Japanese composer Ryuichi Sakamoto will receive the Lifetime Achievement Award during the 16th edition of the World Soundtrack Awards on 19 October 2016. Film Fest Gent and World Soundtrack Awards celebrate this fact by recording a unique album, with his most important scores for film and television. In case you never heard of the name Ryuichi Sakamoto, here are 10 facts that will instantly turn you into a Sakamoto-fan!
1 Before he became a film composer, he already was a Japanese popstar
Sakamoto tried his hands on composing for the first time in 1983 for the movie ‘Merry Christmas, Mr. Lawrence’, by director Nagisa Oshima.
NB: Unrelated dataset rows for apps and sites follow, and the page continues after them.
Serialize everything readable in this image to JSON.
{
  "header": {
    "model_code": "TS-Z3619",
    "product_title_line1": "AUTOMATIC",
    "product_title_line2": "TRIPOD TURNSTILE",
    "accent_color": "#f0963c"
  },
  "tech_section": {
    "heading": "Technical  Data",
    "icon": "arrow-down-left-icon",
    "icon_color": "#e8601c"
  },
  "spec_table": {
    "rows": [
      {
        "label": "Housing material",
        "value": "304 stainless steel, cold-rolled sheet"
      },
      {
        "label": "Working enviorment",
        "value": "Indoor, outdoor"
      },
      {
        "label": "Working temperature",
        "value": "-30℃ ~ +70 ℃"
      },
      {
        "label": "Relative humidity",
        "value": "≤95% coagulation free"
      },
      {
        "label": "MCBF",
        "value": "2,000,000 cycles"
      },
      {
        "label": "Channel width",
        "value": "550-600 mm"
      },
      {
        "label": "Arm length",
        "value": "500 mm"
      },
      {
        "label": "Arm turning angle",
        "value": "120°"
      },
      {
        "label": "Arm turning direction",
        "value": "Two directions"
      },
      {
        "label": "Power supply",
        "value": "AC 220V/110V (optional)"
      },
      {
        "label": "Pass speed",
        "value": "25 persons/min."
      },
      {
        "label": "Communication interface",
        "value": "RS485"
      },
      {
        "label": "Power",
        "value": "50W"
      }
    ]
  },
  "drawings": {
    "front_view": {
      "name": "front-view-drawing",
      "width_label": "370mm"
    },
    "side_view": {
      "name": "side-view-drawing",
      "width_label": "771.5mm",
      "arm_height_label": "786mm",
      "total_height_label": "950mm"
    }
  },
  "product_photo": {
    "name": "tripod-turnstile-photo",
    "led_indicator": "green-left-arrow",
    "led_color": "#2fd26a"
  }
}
It resulted in a BAFTA award and, five years later, he would win an Oscar for Best Score for Bernardo Bertolucci’s ‘The Last Emperor’. But before his career as a film music composer, his name was well known within the Japanese electronic music scene. He had several international hits with the Yellow Magic Orchestra that made their mark on genres as synth pop, techno and house. His solo work includes the albums ‘Thousand Knives’ and ‘B-Unit’.
2. He made his acting debut alongside David Bowie
Not only did “Merry Christmas, Mr. Lawrence” form the starting point of his career as a film music composer, but also the kick off of his career as an actor. Sakamoto performed one of the main roles in the film, next to David Bowie. The film, which takes place in a Japanese camp for prisoners of war, portrays the two as soldiers, between whom an almost sexual like tension can be felt. A compelling performance by two eccentric personae, who are clearly evenly matched.
3. He started composing when he was 11 years old
As a toddler, Ryuichi took up piano lessons. Inspired by the record collection of his uncle, the first composer he was smitten by was Bach. Even at a young age, he showed interest in the way music was written and it did not take long before he started composing himself.
4. His inspirations range from Claude Débussy and Bach to Kraftwerk
Although his classical schooling can be heard throughout his work, it is hard to pin Sakamoto down to just one genre. In the seventies, he used his virtuosity in the unique sound of Yellow Magic Orchestra and later as a solo artist. Feeling restricted by the 12-tone system of Western music, he started experimenting with ethnical music. Synthesizers offered him a new path in his search for an original Japanese sound. In 1970, the theoretical, focused and simple approach of Kraftwerk found its way into Sakamoto’s musical repertoire. It resulted in a more lively version of Kraftwerk’s ‘Robot’ pop.
5. He appeared in a Madonna video clip
Sakamoto keeps on surprising and is known throughout the Western Pop World. In 1993 he appeared in the video clip to the song ‘Rain’ by Madonna, directed by Mark Romanek. The video clip, in which the black and white shots were later hand painted in colour, went on to win several awards at the MTV Music Awards.
6. He is a political activist
After the Fukushima disaster, Ryuichi Sakamoto took to the streets together with other celebrities in a big protest in Yoyogi Park. He spoke to the 170.000 protestors: “It is just electricity. Why do we risk lives, just for that? I hope that in 2050, it will be normal for every household and office to produce their own energy.” His speech ended with the sentence: “Keeping silent after Fukushima is barbaric”.
7. He survived lung cancer
After his 2014-diagnosis, Sakamoto cancelled all of his projects but one, the score for Innaritu’s ‘The Revenant’, which he started after his treatment.
8. Sakamoto has his own eyewear collection to promote the organisation moreTrees
moreTrees plants trees all over the world to prevent the extinction of natural resources. Sakamoto designed three frames, which are crafted - environmentally friendly - from Japanese cedar wood and bio plastic.
9. His daughter, Miu Sakamoto, is also a successful artist
Miu Sakamoto is a pop singer who’s style can be described as j-pop but with a lot more complexity. Father and daugther have a strong connection and work together in the production of het musical compositions.
10. Film Fest Gent will create an one-of-a-kind Sakamoto album
A great part of his work for film and television can be found on separate albums, but never before on an album that praises his whole oeuvre. Film Fest Gent will release a cd, containing a collection of his most ingenious work for film and television, in a unique recording by Brussels Philharmonic, conducted by Dirk Brossé. You can help to create this album, by making a donation to our crowdfunding campaign! As a perk, you will receive the CD, but more and bigger things are also possible. Check out our campaign page and find out what is in it for you!